Our waistlines seem to be ever expanding with 64% of adults in the UK classified as being obese or overweight. This leads to many major health problems such as an increased risk of developing diabetes– with the number of diagnosed cases greater than 3.2 million in the UK alone. One of the major culprits to blame is the nation’s love of both sugar and alcohol.
A study published in Cell Metabolism on Christmas day could help tackle the problem head on. The researchers showed the first evidence of a liver derived hormone, known as FGF21, which specifically regulates the intake of sugars and alcohol.
The team took two groups of genetically modified mice – one group which had abnormally high levels of FGF21 and the other group had abnormally low levels. Those with high levels chose to reduce their sugar intake whereas those with low levels chose to have much higher sugar intakes,

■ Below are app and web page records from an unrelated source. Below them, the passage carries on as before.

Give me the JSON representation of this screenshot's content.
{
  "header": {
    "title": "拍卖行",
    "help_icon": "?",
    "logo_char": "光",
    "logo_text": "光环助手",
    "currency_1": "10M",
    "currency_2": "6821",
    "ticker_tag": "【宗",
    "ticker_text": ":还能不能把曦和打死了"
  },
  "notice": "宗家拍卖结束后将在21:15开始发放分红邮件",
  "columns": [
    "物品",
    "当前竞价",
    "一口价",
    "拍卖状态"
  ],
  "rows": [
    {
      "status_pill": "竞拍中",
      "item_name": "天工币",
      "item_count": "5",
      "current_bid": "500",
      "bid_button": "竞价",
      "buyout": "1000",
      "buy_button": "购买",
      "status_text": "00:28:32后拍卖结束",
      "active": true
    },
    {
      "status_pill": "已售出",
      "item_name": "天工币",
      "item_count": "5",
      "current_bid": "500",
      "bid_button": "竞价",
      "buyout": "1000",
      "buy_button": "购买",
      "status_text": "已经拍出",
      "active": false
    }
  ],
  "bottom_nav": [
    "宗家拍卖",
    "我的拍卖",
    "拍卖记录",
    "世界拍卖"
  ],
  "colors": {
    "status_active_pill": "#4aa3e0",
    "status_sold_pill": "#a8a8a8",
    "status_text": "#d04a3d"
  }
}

Additionally, according to a separate study at the University of Texas, when monkeys were given a synthetic version of the hormone they adopted a lower sugar diet and also consumed less alcohol than monkeys which were not given the compound.
The team showed the hormone is produced in response to high carbohydrate levels, then it enters the blood and signals to the brain to supress sugar intake. In people, blood levels of FGF21 triple 24 hours after a spike in blood sugar levels.

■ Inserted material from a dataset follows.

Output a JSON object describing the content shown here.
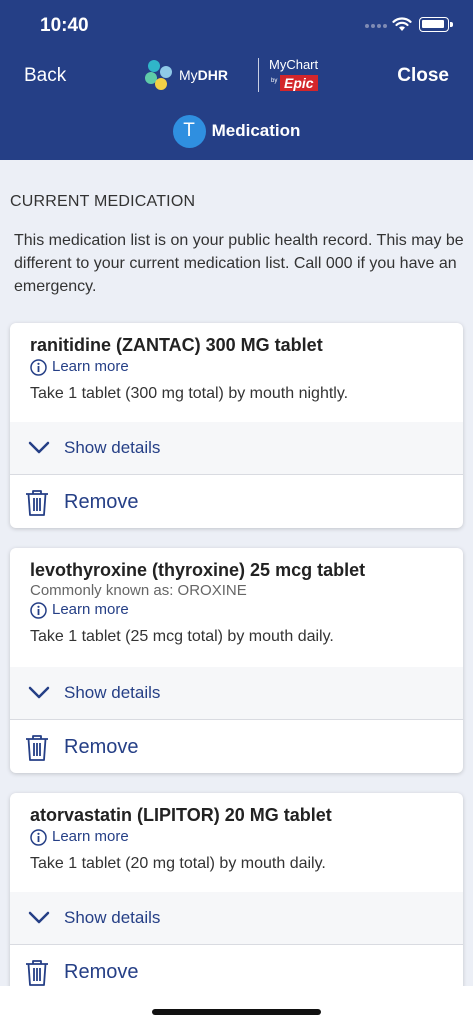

However premature celebration of the findings is cautioned – one of the senior authors Kliewer warned : ‘it’s important to keep in mind that these reward behaviours are closely tied to mood, and so additional studies to determine if FGF21 causes depression are certainly warranted’.
Future avenues for investigation of the group include researching whether additional hormones exist to regulate appetite for specific macronutrients like fat.